Our aim is to increase detection and access to evidence based interventions by partnering with Māori and Pacific young people and their communities to facilitate a co-design approach to develop and test a digital platform of e- health interventions. The platform will consist of e-screening and effective e-health interventions using Behavioural Intervention Technologies (BITs) for common mental health concerns: emotional health (depression, anxiety and stress) and problematic substance use. We hope, through co-funding, to expand the number of interventions to address other relevant areas of emotional health and resilience e.g. bullying, sleep disorders, social phobia, post- traumatic stress disorder and others.

Research opportunities for graduate students
We have a range of possible thesis topics available. In particular, we want to focus on important issues for Māori and Pacific youth mental health. We are particularly interested in topics related to engagement in digital self-care tools, unsupported vs. supported digital interventions, telepresence, gamification and others. If you’re a Māori or Pacific student looking to do a postgraduate research degree, we would love to hear from you.

We are also interested in graduate students to conduct computing research on ways to enhance digital mental health intervention for youth. We are particularly interested in use of natural language processing (NLP) to create artificially intelligent counselling agents that correctly assess the affect (emotional tone) and other aspects of the semantics of user inputs. The aim is to devise AIs that provide specific guidance in psychological techniques such as Motivational Interviewing, Cognitive Behavioural Therapy (CBT) and Relaxation Training. The AI may engage the user as a life-coach, an aid to navigating existing electronic therapy tools, or in a form a gamified interaction. Your thesis work will integrate with ongoing development of a platform for youth e-therapy with automated mental health screening and gamified online therapy tools.

For a detailed list of possible thesis topics, please refer to www.findathesis.auckland.ac.nz.

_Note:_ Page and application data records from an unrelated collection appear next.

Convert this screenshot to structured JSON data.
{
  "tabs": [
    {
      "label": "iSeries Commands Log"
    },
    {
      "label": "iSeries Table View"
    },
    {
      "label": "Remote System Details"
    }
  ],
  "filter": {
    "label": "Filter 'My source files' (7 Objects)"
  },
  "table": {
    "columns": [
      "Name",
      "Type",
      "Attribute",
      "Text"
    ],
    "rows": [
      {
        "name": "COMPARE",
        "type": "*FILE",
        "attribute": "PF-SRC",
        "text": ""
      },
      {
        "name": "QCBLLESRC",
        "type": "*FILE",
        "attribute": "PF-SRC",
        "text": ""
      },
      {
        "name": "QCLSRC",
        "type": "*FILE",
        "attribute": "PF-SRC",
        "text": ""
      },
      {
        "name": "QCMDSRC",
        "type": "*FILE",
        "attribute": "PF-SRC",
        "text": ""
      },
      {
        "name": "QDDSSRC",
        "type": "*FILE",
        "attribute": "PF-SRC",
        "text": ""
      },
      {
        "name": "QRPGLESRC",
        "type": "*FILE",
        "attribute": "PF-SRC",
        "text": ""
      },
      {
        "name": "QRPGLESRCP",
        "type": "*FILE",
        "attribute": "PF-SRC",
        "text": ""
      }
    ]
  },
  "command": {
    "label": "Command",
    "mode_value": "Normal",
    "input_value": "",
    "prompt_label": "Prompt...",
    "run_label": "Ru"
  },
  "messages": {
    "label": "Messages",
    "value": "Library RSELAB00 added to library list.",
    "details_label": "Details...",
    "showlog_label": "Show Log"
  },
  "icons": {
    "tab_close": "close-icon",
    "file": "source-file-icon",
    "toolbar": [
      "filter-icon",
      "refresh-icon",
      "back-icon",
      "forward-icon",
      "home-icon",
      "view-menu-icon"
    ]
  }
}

The ideal applicant
You will have an education background in health, psychology, social work, youth work, education or similar. You must fulfil the criteria to be admitted into the PhD programme at the University of Auckland. See the Faculty of Medical and Health Sciences PhD requirements here or Masters requirements here.

For computing research topics, you will have a background in Computer Science, Software Engineering or a related area. Of particular interest are students who have honours-level computing qualifications (especially if related to AI and/or NLP) and education or experience in any of: psychology, health informatics, human-computer interaction or game design, or any area of health service delivery (social work, counselling, nursing etc.).

About the stipends
• $27,300 PhD stipend per year for living costs (for a duration of three years).
• $5,000 Masters stipend per year.
• Stipends are tax free.
• Stipends cover University tuition fees for domestic students.

Project supervision
Project supervision will depend on the chosen topic and the background of the student, but will include at least one staff member from the Faculty of Medical and Health Sciences, Department of Psychological Medicine or the Department of Computer Science or the HABITS research team. Māori and Pacific researchers will be involved in co- supervision of Māori and Pacific students.





Dr. Sarah Hopkins (Project Manager)









Applications open now via the Scholarships Office, for a mid-2017 start. However, expressions of interest are being sought for preliminary discussions.  


You might be asked to provide:

Your updated CV, a letter describing your relevant background and experience (in particular, please show evidence of experience working with Māori and Pacific communities), a copy of your academic transcript and academic references (please upload as a single pdf document).

If you’re interested in the PhD stipend, please include a writing sample (thesis or publication).